Job creation misses big in September

The U.S. economy created 142,000 jobs in September, a number that missed expectations and could cool expectations that the Federal Reserve will start raising interest rates soon.

Unemployment held at 5.1 percent, according to the Labor Department. A separate member that includes those who are working part-time for economic reasons or have not looked for employment fell to 10.0 percent.

Economists had been expecting the report to show 203,000 new jobs, from the downwardly revised 136,000 in August (from the originally reported 173,000).

"Disappointing across the board," said Brad McMillan, chief investment officer at Commonwealth Financial Network. "This is not what the markets were looking for, this is not what pretty much anybody expected."
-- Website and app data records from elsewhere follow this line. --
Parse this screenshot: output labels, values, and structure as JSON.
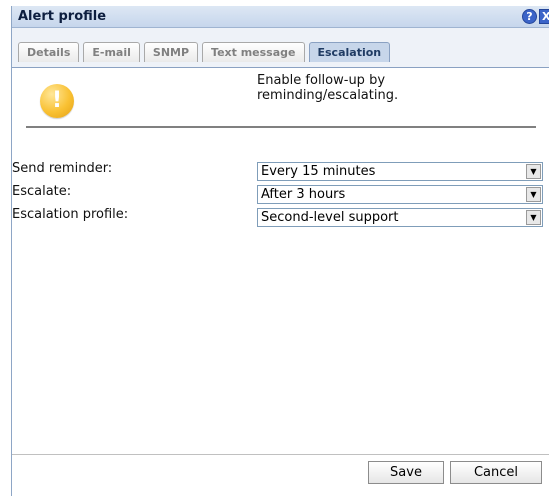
{
  "window": {
    "title": "Alert profile",
    "help_glyph": "?",
    "close_glyph": "X"
  },
  "tabs": [
    {
      "label": "Details",
      "active": false
    },
    {
      "label": "E-mail",
      "active": false
    },
    {
      "label": "SNMP",
      "active": false
    },
    {
      "label": "Text message",
      "active": false
    },
    {
      "label": "Escalation",
      "active": true
    }
  ],
  "info": {
    "icon": "warning-icon",
    "icon_glyph": "!",
    "text_line1": "Enable follow-up by",
    "text_line2": "reminding/escalating."
  },
  "form": {
    "send_reminder": {
      "label": "Send reminder:",
      "value": "Every 15 minutes"
    },
    "escalate": {
      "label": "Escalate:",
      "value": "After 3 hours"
    },
    "escalation_profile": {
      "label": "Escalation profile:",
      "value": "Second-level support"
    }
  },
  "buttons": {
    "save": "Save",
    "cancel": "Cancel"
  },
  "colors": {
    "titlebar": "#c6d6ec",
    "active_tab": "#c7d6ea",
    "warning": "#f9c133"
  }
}
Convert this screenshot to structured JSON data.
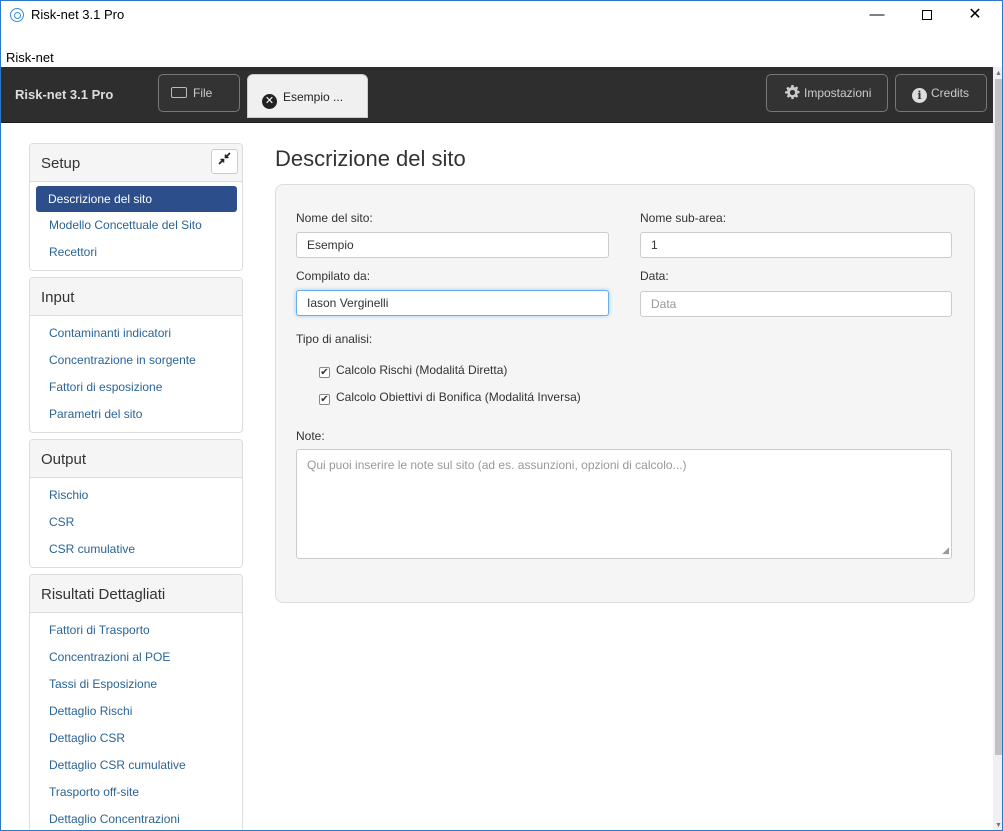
{
  "window": {
    "title": "Risk-net 3.1 Pro",
    "minimize": "—",
    "close": "✕"
  },
  "menubar": {
    "label": "Risk-net"
  },
  "toolbar": {
    "brand": "Risk-net 3.1 Pro",
    "file_label": "File",
    "active_tab_label": "Esempio ...",
    "settings_label": "Impostazioni",
    "credits_label": "Credits"
  },
  "sidebar": {
    "collapse_icon": "compress-arrows-icon",
    "panels": [
      {
        "title": "Setup",
        "items": [
          "Descrizione del sito",
          "Modello Concettuale del Sito",
          "Recettori"
        ]
      },
      {
        "title": "Input",
        "items": [
          "Contaminanti indicatori",
          "Concentrazione in sorgente",
          "Fattori di esposizione",
          "Parametri del sito"
        ]
      },
      {
        "title": "Output",
        "items": [
          "Rischio",
          "CSR",
          "CSR cumulative"
        ]
      },
      {
        "title": "Risultati Dettagliati",
        "items": [
          "Fattori di Trasporto",
          "Concentrazioni al POE",
          "Tassi di Esposizione",
          "Dettaglio Rischi",
          "Dettaglio CSR",
          "Dettaglio CSR cumulative",
          "Trasporto off-site",
          "Dettaglio Concentrazioni"
        ]
      }
    ],
    "active_item": "Descrizione del sito"
  },
  "main": {
    "title": "Descrizione del sito",
    "site_name_label": "Nome del sito:",
    "site_name_value": "Esempio",
    "subarea_label": "Nome sub-area:",
    "subarea_value": "1",
    "compiled_by_label": "Compilato da:",
    "compiled_by_value": "Iason Verginelli",
    "date_label": "Data:",
    "date_placeholder": "Data",
    "analysis_type_label": "Tipo di analisi:",
    "check_forward_label": "Calcolo Rischi (Modalitá Diretta)",
    "check_forward_checked": true,
    "check_inverse_label": "Calcolo Obiettivi di Bonifica (Modalitá Inversa)",
    "check_inverse_checked": true,
    "notes_label": "Note:",
    "notes_placeholder": "Qui puoi inserire le note sul sito (ad es. assunzioni, opzioni di calcolo...)"
  },
  "colors": {
    "toolbar_bg": "#2e2e2e",
    "active_item_bg": "#2c4e8a",
    "link": "#2a6496",
    "focus_border": "#66afe9"
  }
}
Fed officials have been keeping a close eye on the jobs number for clues about when it would be appropriate to raise interest rates for the first time in more than nine years. The unemployment rate has been declining steadily, but that has come in significant part due to the lowest labor force participation rate in a generation.

The participation rate plunged to 62.4 percent in September, its lowest since October 1977. The total labor force fell to a 2015 low, losing another 350,000 people. The household survey was even worse than the headline establishment number, showing a decrease of 236,000 in employment. However, the number reporting they were unemployed declined as well, by 114,000. Those reported not in the labor force increased by 579,000.
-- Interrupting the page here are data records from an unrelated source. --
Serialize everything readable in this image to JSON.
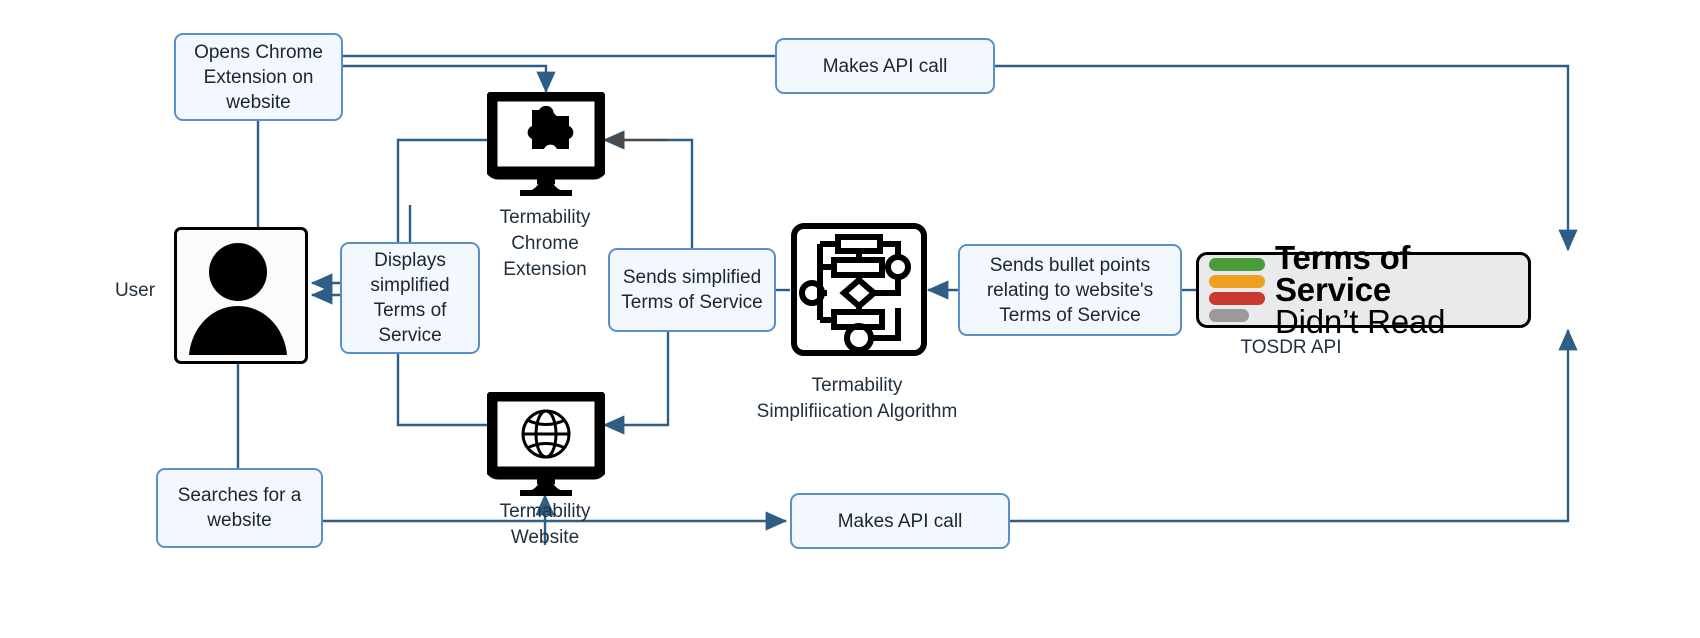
{
  "diagram": {
    "title": "Termability system flow",
    "colors": {
      "edge": "#2e5e86",
      "box_border": "#5b8fc9",
      "box_fill": "#f2f8fd",
      "icon_black": "#000000",
      "tosdr_fill": "#e8eaec",
      "tosdr_green": "#4a9b3c",
      "tosdr_orange": "#f0a020",
      "tosdr_red": "#c8392f",
      "tosdr_gray": "#9a9a9a",
      "text": "#1d2530"
    }
  },
  "nodes": {
    "opens_extension": {
      "text": "Opens Chrome Extension on website"
    },
    "makes_api_call_top": {
      "text": "Makes API call"
    },
    "makes_api_call_bottom": {
      "text": "Makes API call"
    },
    "displays_simplified": {
      "text": "Displays simplified Terms of Service"
    },
    "sends_simplified": {
      "text": "Sends simplified Terms of Service"
    },
    "sends_bullets": {
      "text": "Sends bullet points relating to website's Terms of Service"
    },
    "searches_website": {
      "text": "Searches for a website"
    }
  },
  "captions": {
    "user": "User",
    "chrome_extension": "Termability\nChrome\nExtension",
    "algorithm": "Termability\nSimplifiication Algorithm",
    "website": "Termability\nWebsite",
    "tosdr_api": "TOSDR API"
  },
  "tosdr_logo": {
    "line1": "Terms of Service",
    "line2": "Didn’t Read",
    "bars": [
      "green",
      "orange",
      "red",
      "gray"
    ]
  },
  "icons": {
    "user": "user-silhouette-icon",
    "chrome_extension": "monitor-puzzle-piece-icon",
    "algorithm": "flowchart-algorithm-icon",
    "website": "monitor-globe-icon"
  }
}
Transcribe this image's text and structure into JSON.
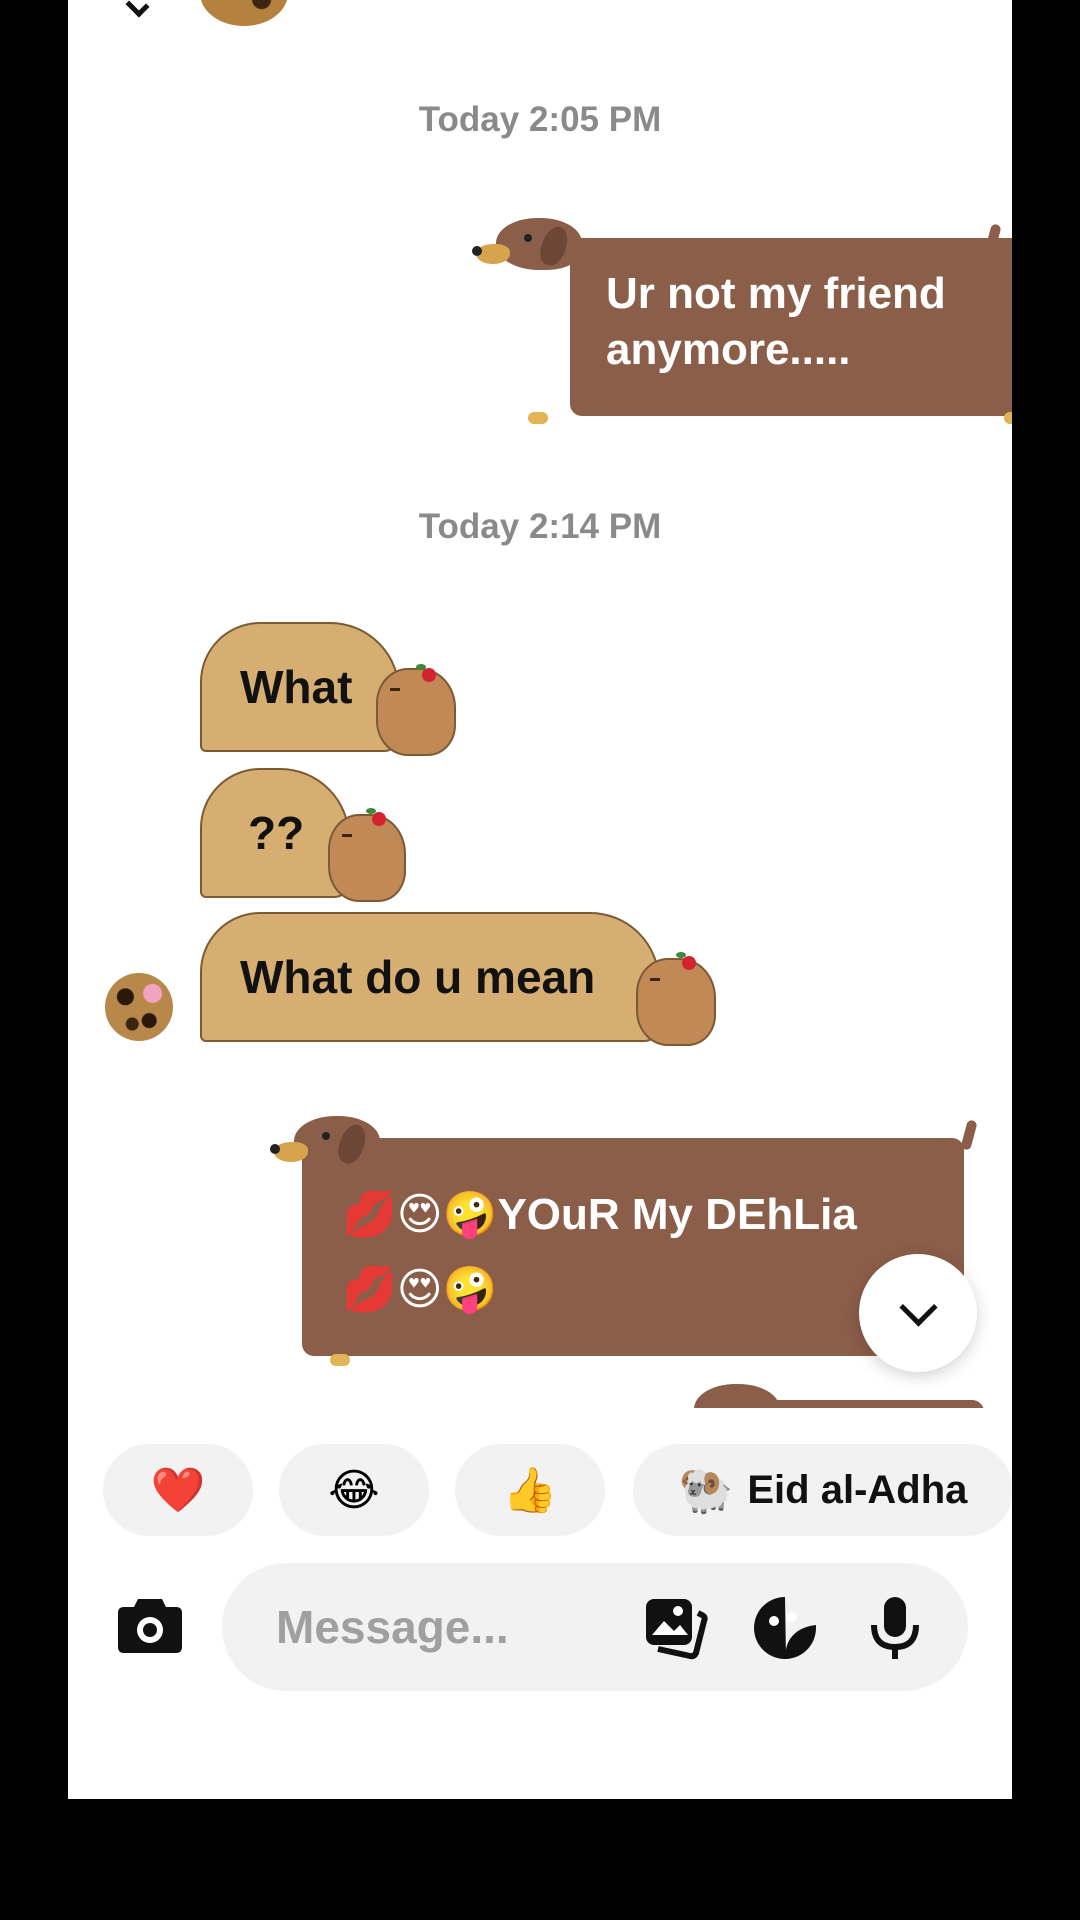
{
  "timestamps": [
    "Today 2:05 PM",
    "Today 2:14 PM"
  ],
  "messages": [
    {
      "direction": "outgoing",
      "text": "Ur not my friend\nanymore....."
    },
    {
      "direction": "incoming",
      "text": "What"
    },
    {
      "direction": "incoming",
      "text": "??"
    },
    {
      "direction": "incoming",
      "text": "What do u mean"
    },
    {
      "direction": "outgoing",
      "text": "💋😍🤪YOuR My DEhLia\n💋😍🤪"
    }
  ],
  "quick_reactions": [
    {
      "emoji": "❤️",
      "icon": "heart-icon"
    },
    {
      "emoji": "😂",
      "icon": "tears-of-joy-icon"
    },
    {
      "emoji": "👍",
      "icon": "thumbs-up-icon"
    },
    {
      "emoji": "🐏",
      "label": "Eid al-Adha",
      "icon": "ram-icon"
    }
  ],
  "composer": {
    "placeholder": "Message...",
    "icons": [
      "camera-icon",
      "gallery-icon",
      "sticker-icon",
      "microphone-icon"
    ]
  },
  "colors": {
    "outgoing_bubble": "#8b5e4a",
    "incoming_bubble": "#d6ae72",
    "timestamp": "#8a8a8a",
    "composer_bg": "#f2f2f2"
  }
}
In addition to the weak headline numbers, wages were flat, indicating little inflationary pressures for the Fed, and the average work week actually fell a fraction to 34.5 hours.

Stock market futures turned negative after the weak report. Bond yields fell, with the benchmark 10-year Treasury note dipping below 2 percent.

Get the market reaction here.

The market is not expecting the Fed to raise this year, even though several officials have said in recent weeks that a hike probably would be appropriate before the end of 2015. Expectations for a rate increase fell further after the report was released, with traders pushing the probability out to March 2016.

"While it's always important not to over-react to one single data release, we'll make an exception in this case. The chances of a rate hike by the Fed this year just went way down," Paul Ashworth, chief U.S. economist at Capital Economics, said in a note to clients.

Health care led the way in job creation with 34,000 new positions. Professional and business services added 31,000 while retail grew by 24,000 and restaurants and bars contributed 21,000. Food services and drinking establishments have added 349,000 jobs over the past year. Goods-producing industries lost 13,000 jobs while mining and logging declined by 12,000 and manufacturing lost 9,000.

"There is no denying that an overly strong dollar, weakness overseas, foreign currency devaluations, a paucity of public investment in the U.S., and China's overproduction are all taking their toll on American industry," the Alliance for American Manufacturing said in a statement.

Average job growth in 2015 slipped to 198,000 due a lackluster end to summer. In addition to the sharp reduction in the August count, July's number also was cut from 245,000 to 223,000.

Job creation in September was skewed to part-time positions, which increased by 53,000, or 1.8 percent. Full-time jobs declined 185,000.

There were some bright spots in the report: The average duration of unemployment fell to 26.3 weeks, its lowest level since August 2009. The jobless rate for teenagers declined sharply, from 16.9 percent to 16.3 percent.